> Stored data entries
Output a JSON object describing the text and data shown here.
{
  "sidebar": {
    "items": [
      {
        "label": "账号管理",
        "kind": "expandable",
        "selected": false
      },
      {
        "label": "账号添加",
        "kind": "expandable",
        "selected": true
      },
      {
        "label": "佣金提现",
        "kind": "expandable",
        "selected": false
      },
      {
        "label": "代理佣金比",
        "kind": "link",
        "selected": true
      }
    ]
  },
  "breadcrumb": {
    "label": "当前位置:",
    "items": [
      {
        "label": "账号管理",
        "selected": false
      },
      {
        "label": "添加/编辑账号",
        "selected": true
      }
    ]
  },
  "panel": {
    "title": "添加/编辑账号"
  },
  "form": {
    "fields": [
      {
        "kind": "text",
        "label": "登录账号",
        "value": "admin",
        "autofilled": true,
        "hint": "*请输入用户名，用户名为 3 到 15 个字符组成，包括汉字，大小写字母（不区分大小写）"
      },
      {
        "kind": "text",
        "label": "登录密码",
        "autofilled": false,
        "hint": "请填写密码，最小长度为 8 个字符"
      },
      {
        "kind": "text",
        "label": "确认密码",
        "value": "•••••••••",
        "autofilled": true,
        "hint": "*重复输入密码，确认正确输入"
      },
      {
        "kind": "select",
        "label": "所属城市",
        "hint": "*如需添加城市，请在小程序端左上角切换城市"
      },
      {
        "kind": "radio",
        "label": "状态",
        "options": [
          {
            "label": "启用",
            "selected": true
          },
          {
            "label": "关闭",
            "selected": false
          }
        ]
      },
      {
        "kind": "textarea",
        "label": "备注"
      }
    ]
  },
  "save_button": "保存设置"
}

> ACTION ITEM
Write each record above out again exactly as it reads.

> OUTPUT BELOW
Output a JSON object describing the text and data shown here.
{
  "sidebar": {
    "items": [
      {
        "label": "账号管理",
        "kind": "expandable",
        "selected": false
      },
      {
        "label": "账号添加",
        "kind": "expandable",
        "selected": true
      },
      {
        "label": "佣金提现",
        "kind": "expandable",
        "selected": false
      },
      {
        "label": "代理佣金比",
        "kind": "link",
        "selected": true
      }
    ]
  },
  "breadcrumb": {
    "label": "当前位置:",
    "items": [
      {
        "label": "账号管理",
        "selected": false
      },
      {
        "label": "添加/编辑账号",
        "selected": true
      }
    ]
  },
  "panel": {
    "title": "添加/编辑账号"
  },
  "form": {
    "fields": [
      {
        "kind": "text",
        "label": "登录账号",
        "value": "admin",
        "autofilled": true,
        "hint": "*请输入用户名，用户名为 3 到 15 个字符组成，包括汉字，大小写字母（不区分大小写）"
      },
      {
        "kind": "text",
        "label": "登录密码",
        "autofilled": false,
        "hint": "请填写密码，最小长度为 8 个字符"
      },
      {
        "kind": "text",
        "label": "确认密码",
        "value": "•••••••••",
        "autofilled": true,
        "hint": "*重复输入密码，确认正确输入"
      },
      {
        "kind": "select",
        "label": "所属城市",
        "hint": "*如需添加城市，请在小程序端左上角切换城市"
      },
      {
        "kind": "radio",
        "label": "状态",
        "options": [
          {
            "label": "启用",
            "selected": true
          },
          {
            "label": "关闭",
            "selected": false
          }
        ]
      },
      {
        "kind": "textarea",
        "label": "备注"
      }
    ]
  },
  "save_button": "保存设置"
}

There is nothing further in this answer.